To reiterate the deal with Lowes and Home Depot buckets: YES you CAN use them to store food. BUT, you need to wash them out with soap and water, and your food needs to be inside a mylar bag. This way, chemicals inside the plastic bucket will not leech into your food, the mylar will PROTECT your food. The bucket acts as an outer shell against pests, rodents, insects and air. The bag protects the food from being in contact with potentially harmful chemicals. If you can afford it, I’d almost always go with food grade buckets instead of Lowes/Home Depot buckets. If you cannot afford it, having food inside Lowes/Home Depot buckets is PERFECTLY ACCEPTABLE AND SAFE, provided your food is stored inside a mylar bag, inside the bucket.
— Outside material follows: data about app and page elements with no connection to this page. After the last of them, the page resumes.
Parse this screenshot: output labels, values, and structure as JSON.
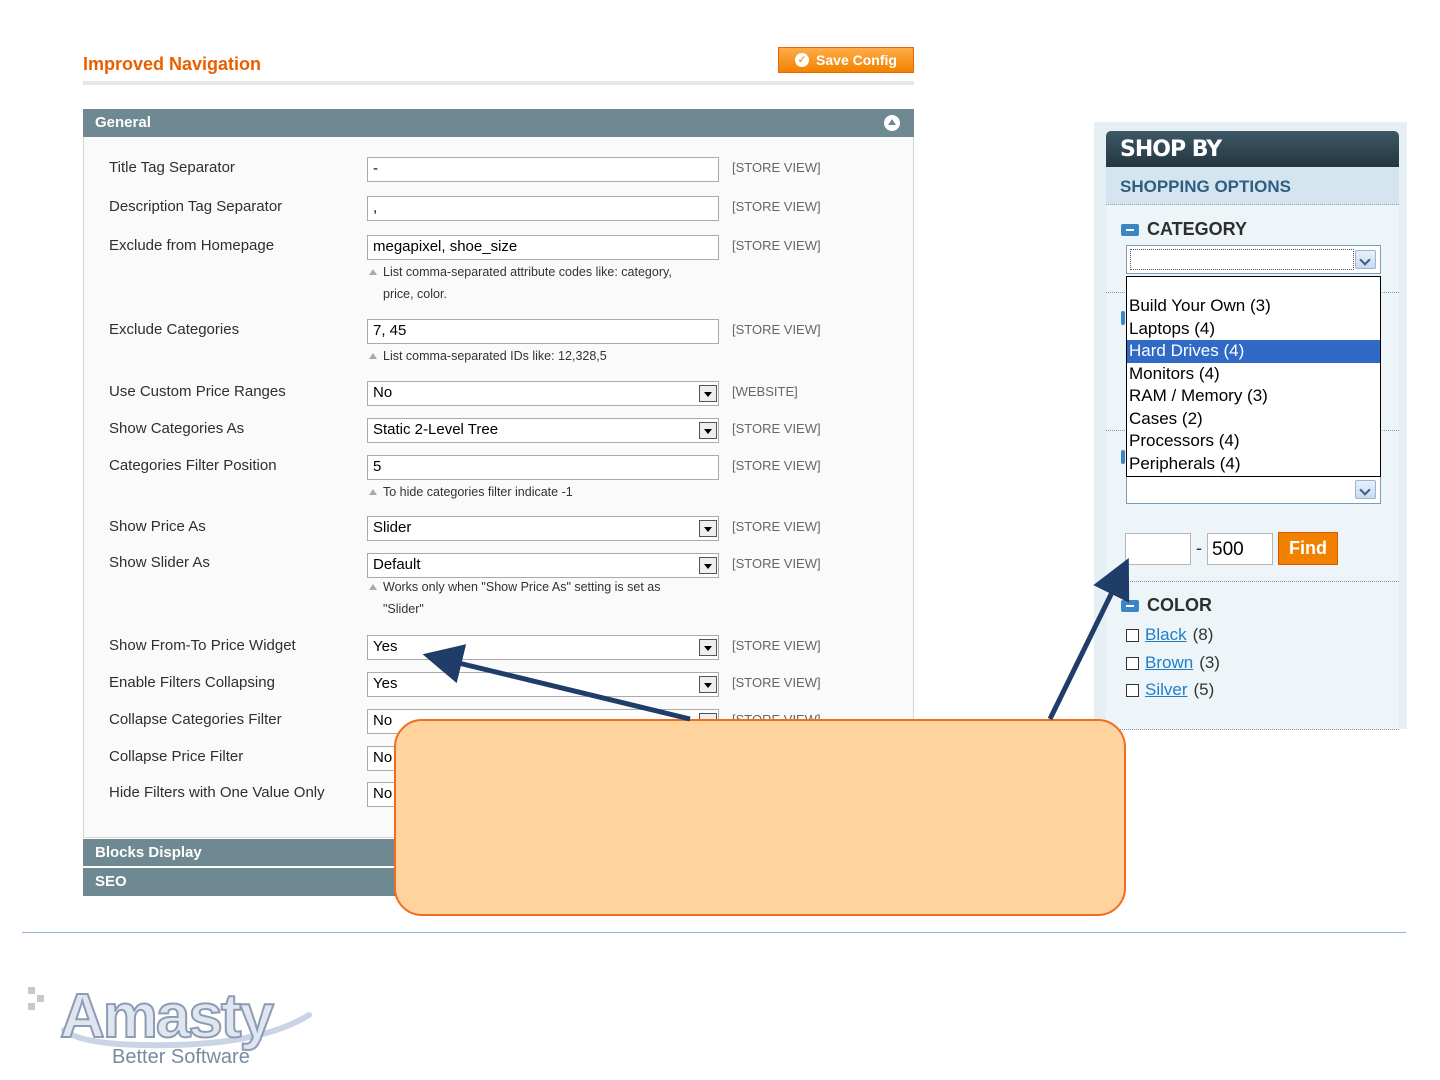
{
  "header": {
    "title": "Improved Navigation",
    "save_label": "Save Config"
  },
  "sections": {
    "general": "General",
    "blocks_display": "Blocks Display",
    "seo": "SEO"
  },
  "rows": [
    {
      "label": "Title Tag Separator",
      "value": "-",
      "scope": "[STORE VIEW]",
      "type": "text"
    },
    {
      "label": "Description Tag Separator",
      "value": ",",
      "scope": "[STORE VIEW]",
      "type": "text"
    },
    {
      "label": "Exclude from Homepage",
      "value": "megapixel, shoe_size",
      "scope": "[STORE VIEW]",
      "type": "text",
      "note": [
        "List comma-separated attribute codes like: category,",
        "price, color."
      ]
    },
    {
      "label": "Exclude Categories",
      "value": "7, 45",
      "scope": "[STORE VIEW]",
      "type": "text",
      "note": [
        "List comma-separated IDs like: 12,328,5"
      ]
    },
    {
      "label": "Use Custom Price Ranges",
      "value": "No",
      "scope": "[WEBSITE]",
      "type": "select"
    },
    {
      "label": "Show Categories As",
      "value": "Static 2-Level Tree",
      "scope": "[STORE VIEW]",
      "type": "select"
    },
    {
      "label": "Categories Filter Position",
      "value": "5",
      "scope": "[STORE VIEW]",
      "type": "text",
      "note": [
        "To hide categories filter indicate -1"
      ]
    },
    {
      "label": "Show Price As",
      "value": "Slider",
      "scope": "[STORE VIEW]",
      "type": "select"
    },
    {
      "label": "Show Slider As",
      "value": "Default",
      "scope": "[STORE VIEW]",
      "type": "select",
      "note": [
        "Works only when \"Show Price As\" setting is set as",
        "\"Slider\""
      ]
    },
    {
      "label": "Show From-To Price Widget",
      "value": "Yes",
      "scope": "[STORE VIEW]",
      "type": "select"
    },
    {
      "label": "Enable Filters Collapsing",
      "value": "Yes",
      "scope": "[STORE VIEW]",
      "type": "select"
    },
    {
      "label": "Collapse Categories Filter",
      "value": "No",
      "scope": "[STORE VIEW]",
      "type": "select"
    },
    {
      "label": "Collapse Price Filter",
      "value": "No",
      "scope": "",
      "type": "select"
    },
    {
      "label": "Hide Filters with One Value Only",
      "value": "No",
      "scope": "",
      "type": "select"
    }
  ],
  "shop": {
    "heading": "SHOP BY",
    "options_heading": "SHOPPING OPTIONS",
    "category_title": "CATEGORY",
    "category_options": [
      "Build Your Own (3)",
      "Laptops (4)",
      "Hard Drives (4)",
      "Monitors (4)",
      "RAM / Memory (3)",
      "Cases (2)",
      "Processors (4)",
      "Peripherals (4)"
    ],
    "category_highlighted": "Hard Drives (4)",
    "price_separator": "-",
    "price_to": "500",
    "find_label": "Find",
    "color_title": "COLOR",
    "colors": [
      {
        "name": "Black",
        "count": "(8)"
      },
      {
        "name": "Brown",
        "count": "(3)"
      },
      {
        "name": "Silver",
        "count": "(5)"
      }
    ]
  },
  "footer": {
    "logo_text": "Amasty",
    "tagline": "Better Software"
  },
  "colors": {
    "accent": "#eb5e00",
    "section_header": "#6f8992",
    "callout_fill": "#ffd39e",
    "callout_border": "#ef6e1f",
    "arrow": "#1f3d68",
    "highlight": "#3169c6"
  }
}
I would get a gamma seal lid for my regular use flour bucket, salt and sugar at a bare minimum. The great thing about gamma seals is there is no more prying the lid off to get to the contents. Just un-screw it with a twist of your hand and you’re already inside your bucket. Over time, as funds permit, I plan on replacing ALL of my bucket lids with gamma seal lids. Gamma seals will last much longer than your regular lids will. I always feel as if my lids are cracking, about to snap in half as I’m prying them off with a wrench. This is bound to happen eventually. Not with gamma seals, though. Regular lids are great for keeping on those LTS buckets, the ones that you won’t be touching very frequently at all. They are a TERRIBLE idea for buckets you plan on accessing every day. Do yourself a huge favor, get gamma seals for your buckets. They aren’t very cheap unfortunately, tending to cost more than a bucket itself. You pay for convenience, as with everything. Just do a quick Google search for gamma seal lids and you’ll find some decently priced ones eventually. Even if you are on a budget, I highly recommend having at least a few gamma seal lids. You can always get more over time, again once funds permit.
There you have it, prepping on a budget. Not as hard as it seems now, is it? Feel free to leave me some comments if you have any questions, I’ll get back to you ASAP.